The Flaming Carrot origin states that “having read 5,000 comics in a single sitting to win a bet, this poor man suffered brain damage and appeared directly thereafter as—the Flaming Carrot!”
The Carrot, who lives in Palookaville, a neighborhood of Iron City, has staved off at least three alien invasions, a Communist take over of Iron City, flying dead dogs, the Man in the Moon, Death itself, and a cloned horde of evil marching Hitler‘s boots. Possessing no real super powers, the Carrot wins the day through sheer grit, raw determination, blinding stupidity, and bizarre luck. Flaming Carrot even died in #6 (fell into a deep toxic waste pit in Palookaville), was brought back from clinical death in #7, described his sojourn in Limbo in #8 and got back at those who sent him to Limbo in #9.
Flaming Carrot was also a founding member of the blue collar superhero group the Mystery Men, introduced in a flashback/dream sequence in Flaming Carrot Comics #16. The story of this group was later made into the 1999 movie Mystery Men and a short-lived spin-off comic book series. The Flaming Carrot himself does not appear in the film, although a handful of characters like Mr. Furious, the Shoveler, and Dr. Heller do.
Madman first appeared as Frank Einstien in Creatures of the Id and Grafik Muzik published in 1990, but it wasn’t until March 1992 that the first Madman miniseries debuted from Tundra Publishing. The series gained further recognition with its move to Dark Horse Comics in April 1994, where it was relaunched as Madman Comics and went on to be nominated for several Harvey Awards. Madman Comics ran for 20 issues and ended in 2000. From 2007–2009, Image Comics published Madman: Atomic Comics for 17 issues.

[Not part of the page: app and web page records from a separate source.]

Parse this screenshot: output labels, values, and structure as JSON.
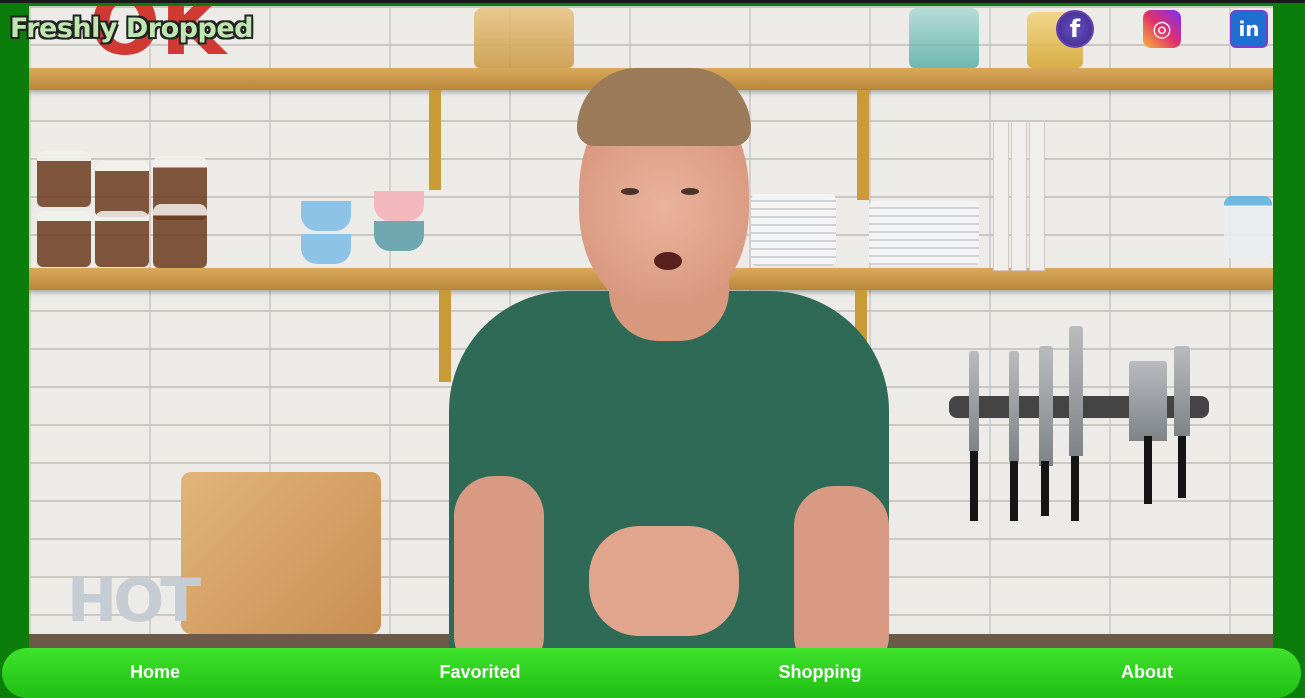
{
  "brand": {
    "title": "Freshly Dropped"
  },
  "social": {
    "facebook_icon": "facebook-icon",
    "facebook_glyph": "f",
    "instagram_icon": "instagram-icon",
    "instagram_glyph": "◎",
    "linkedin_icon": "linkedin-icon",
    "linkedin_glyph": "in"
  },
  "hero": {
    "background_sign": "OK",
    "counter_sign": "HOT"
  },
  "nav": {
    "items": [
      {
        "label": "Home"
      },
      {
        "label": "Favorited"
      },
      {
        "label": "Shopping"
      },
      {
        "label": "About"
      }
    ]
  },
  "colors": {
    "frame_green": "#0b7d0b",
    "nav_green": "#2fd11f",
    "nav_text": "#ffffff",
    "shirt": "#2f6a57"
  }
}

Bartman was a short-lived series that told the tale of Bart Simpson’s superhero alter-ego, Bartman. It was one of the four ‘premiere’ series released by Bongo Comics in late 1993. The Bartman series lasted only six issues, and was canceled in 1995. Many smaller Bartman stories have since been published in Simpsons Comics and Bart Simpson comics.
The main writers and artists for the first three issues were Steve Vance and Bill Morrison, who were behind the creation of Bongo Comics itself. In late 1994, Steve Vance and his wife Cindy left Bongo Comics. The Bartman comic was put on hold and there was a gap of 9 months between Bartman #3 and #4. #4-6 contained a three-issue story arc written by Gary Glasberg and Bill Morrison, and with issue 6, Bartman was discontinued.
Simpsons Comics is a monthly series based on the animated TV show The Simpsons. The first issue was published on November 29, 1993. Since then over two hundred issues have been released, with the 100th issue mainly the comic book equivalent of a clip show. It was originally published bi-monthly, but went monthly in the fall of 2000.
Since March 1997, the comic has also had a monthly United Kingdom edition. This mainly reprints the stories from the U.S. edition, along with pages featuring UK readers’ drawings (currently Springfield Multiplex for movie parodies and Android’s Dungeon for video game and comic book parodies) and Junk Mail, a letters page which also features generic drawings, along with the readers’ frequent attempts to guess the identity of ‘Junk Mail Guy’, the incredibly sarcastic man who answers the letters and has apparently been locked up in a basement. The U.S. and Australian editions used to have Junk Mail, but it disappeared beginning with #114. But returned some time later.